Another piece for Mighty Mike Kooiman over at City Pages. This was a fun one: an international film festival is running this week in Minneapolis, and apparently many of the Middle Eastern films recall the feeling of 60′s American cinema. So, the brief was to try and create an Arabic version of James Dean/Natalie Wood riding on a motorcycle, with a bright optimistic vibe to it.
Mike requested a fair amount of bleed on this one, so he could have some flexibility with the typography. I love how the final cover turned out, but also thought I could use my blog to show the entire artwork, to justify the effort that went into painting that motorcycle.
Here are a few pieces I did this past month.
Poster for Westmont Repertory Theatre, for a punk-rock musical version of Animal Farm.
Another cover for Mighty Mike Kooiman at City Pages, this one using a parody/homage of the Land O Lakes butter packaging to address some malfeasance on the part of the dairy industry.
And one more homage commission, this one referencing Norman Rockwell’s iconic “Runaway” painting. Thanks to AD Jane Sherman for my first Seattle Weekly gig.
Happy Halloween, everyone!
This is an image I painted as a promo piece, to show clients that I can do political caricature. And given the time of year, it seemed logical to go with a Halloween theme for the image, so put politics + Halloween together and in my head, at least, you get Michelle Bachmann as the Wicked Witch of the West.
Mike Kooiman over at Minnesota City Pages was nice enough to want to publish this piece, so it’s in the issue on stands now, as well as on this fun post on their blotter.

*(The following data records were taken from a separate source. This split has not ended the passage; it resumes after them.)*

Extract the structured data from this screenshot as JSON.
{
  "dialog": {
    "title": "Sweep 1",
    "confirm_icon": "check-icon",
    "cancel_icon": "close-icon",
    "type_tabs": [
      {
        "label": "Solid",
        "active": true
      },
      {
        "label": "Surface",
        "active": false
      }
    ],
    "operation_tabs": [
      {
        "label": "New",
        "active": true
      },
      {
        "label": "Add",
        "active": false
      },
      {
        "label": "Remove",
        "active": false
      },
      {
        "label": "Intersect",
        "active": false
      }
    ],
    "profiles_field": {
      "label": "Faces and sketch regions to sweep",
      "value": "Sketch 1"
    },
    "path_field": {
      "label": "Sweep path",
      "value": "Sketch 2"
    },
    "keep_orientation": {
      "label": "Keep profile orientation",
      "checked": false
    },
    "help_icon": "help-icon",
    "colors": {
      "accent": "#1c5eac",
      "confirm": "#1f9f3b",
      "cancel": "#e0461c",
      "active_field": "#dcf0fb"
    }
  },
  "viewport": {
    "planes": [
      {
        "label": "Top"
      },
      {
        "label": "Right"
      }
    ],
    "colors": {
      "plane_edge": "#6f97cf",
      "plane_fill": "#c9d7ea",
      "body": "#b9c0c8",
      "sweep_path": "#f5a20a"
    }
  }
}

A grim illustration for a grim topic: the drug epidemic of so-called bath salts, which are legally sold in head shops as a bath product but in reality are ingested by drug addicts for a particularly lethal kind of high. While the addicts aren’t likely to be taking baths while high on the drug, it seemed the appropriate visual metaphor for representing the damage it does. Thanks to Christina Fuoco-Karasinski for the job.